Mirth and Woe: Dare
Dare: Not just a classic album by the Human League, but a game everyone can play!
This is a tale that can only have one ending: woe.
"I dare you," said Ernie to his quarter-witted side-kick and schoolmate Ju-Vid in a particularly dull maths class, "I dare you to say 'Fuck' to Mrs Smith."
It was to be a game of swearing in plain sight, then. Swearing so brazen that you either get clean away with it, or get detention for a month.
Either way, there's top playground kudos for even attempting it.
So: "Who can tell me the formula for solving quadratic equations?" she asked, the sunlight flowing through her floaty diaphonous dress, to the rapt attention of at least fifty per cent of the class.
One hand, straight in the air. Somewhat surprisingly, as it is the one hand that has never gone up in the entire school year.
"Ju… Julian?" Mrs Smith offered, somewhat surprised.
"Yeah, miss. It's …errr…"
"In your own time, Julian."
"Got it. X equals minus B plus or minus the square root of B-squared minus 4AC over 2 fucking B, miss."
"X equals minus B plus or minus the square root of B-squared minus 4AC over 2B, miss, what I said."
"Right. Yes. Right. I just thought you said... err... nothing."
Buoyed by our crushing defeat of the powers-that-be, the dares just got worse.
"Miss? Is it true you're a lesbian?"
"Yes. Yes I am."
"How do you do it, then?"
And: "What's the difference between a dildo and a vibrator, Miss?"
Poor, poor Miss Orton and her comfortable shoes - we could play her like a piano, and any Home Economics lesson would become a teenage boy's dream - down and dirty descriptions of red hot lesbian sex, straight from the mouth of a practitioner of the Sapphic Arts.
But still, the game of Dare rumbled on.
"Go on, Seany," said Ju-Vid, "I dares you to go on the school roof."
"Been there, done that."
"OK - race you across the science block. You go over the top, I'll run round."
And Seany might have won, too, had he not put his foot through a skylight. Caught like a Treen in a disabled space cruiser, and sentenced to a month of cruel, unusual and ironic punishments.
Alas, we should have quit while we were still ahead. But no, we did not.
"Come on then, Ernie. I dares ya… I dares you to… err… eat a toilet cake."
"You sick, sick bastard, Scary. I'll die."
"Aaah, no you won't. One bite then, just spit it out."
"You're on. Cost ya, though."
"Ten. No. Twenty. Fifty."
The bet was set at the nose-bleedingly high price of fifty new pence. We spat, shook and it was all official.
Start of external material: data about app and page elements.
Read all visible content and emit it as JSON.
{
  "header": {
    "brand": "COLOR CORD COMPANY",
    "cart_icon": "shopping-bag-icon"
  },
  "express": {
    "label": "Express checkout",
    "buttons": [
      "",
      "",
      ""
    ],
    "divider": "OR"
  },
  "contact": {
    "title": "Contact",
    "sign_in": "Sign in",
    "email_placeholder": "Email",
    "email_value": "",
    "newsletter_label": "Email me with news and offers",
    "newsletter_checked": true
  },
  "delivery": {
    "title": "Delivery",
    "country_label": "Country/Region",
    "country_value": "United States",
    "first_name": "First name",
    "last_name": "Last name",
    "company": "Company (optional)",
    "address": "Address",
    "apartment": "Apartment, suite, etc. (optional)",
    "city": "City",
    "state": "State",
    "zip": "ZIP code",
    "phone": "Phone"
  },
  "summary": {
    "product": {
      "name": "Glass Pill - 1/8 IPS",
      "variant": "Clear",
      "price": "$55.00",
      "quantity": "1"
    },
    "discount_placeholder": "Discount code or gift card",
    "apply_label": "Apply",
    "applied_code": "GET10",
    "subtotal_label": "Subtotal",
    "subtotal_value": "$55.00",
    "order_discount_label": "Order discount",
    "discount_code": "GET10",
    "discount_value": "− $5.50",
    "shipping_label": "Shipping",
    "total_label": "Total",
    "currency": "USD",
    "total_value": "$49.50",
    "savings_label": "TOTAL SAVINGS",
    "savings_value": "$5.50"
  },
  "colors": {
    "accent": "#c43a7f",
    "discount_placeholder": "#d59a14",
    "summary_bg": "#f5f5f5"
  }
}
There would be no backing out now.
Several of the round bluey-white cakes were procured from the cleaners.
Our school, keen to get the menial tasks done on the cheap, and with a ready pool of Eastern European migrants still two decades away, went for that other cheap market - sixth formers. Sixth formers who got at much as ten pounds per week, and were happy to take the cash and blow it all at the village bottle shop. For an insultingly low bribe, Ernie's brother came good with the gear, and we met up, next day, behind the Music Block.
One each, except for Manky Dave, who already had two of his own - fished, half dissolved out of the urinals by the language labs.
"Three… Two… One… Go!"
Immediately followed by: "Oh Jesus! This is foul!"
And: "Fuck me - it burns! It burns!"
And: "Hardly tastes like piss at all, really."
And, predictably: "Yaaaaaaaaaaaaaaaaaarch!"
And: "YAAAAAAAAAAAAAAAARCH!", projectile style, all over the Music Block windows where a horrified Mrs Clarke had abandoned all attempts to conduct the Fourth Year Girls' Choir to take in the terrible vision unfolding outside.
Busted. Busted bad. But on the bright side, only one person needed stomach pumping.
The next day saw a special school assembly overseen by the vicar. His sermon: "The perils of drug-taking."
"Succumb not," the old duffer preached, all the time staring at our motley band of bog cube eaters, "Succumb not to the temptation of misguided friends! Only the fool experiments with forbidden substances! Kids - JUST SAY NO!"
Then he sat down to a barely audible yelp.
Twenty minutes earlier: "Hey, Ju-Vid. I dares ya… I dares ya to put this drawing pin on the vicar's chair."
Three-two. Home win.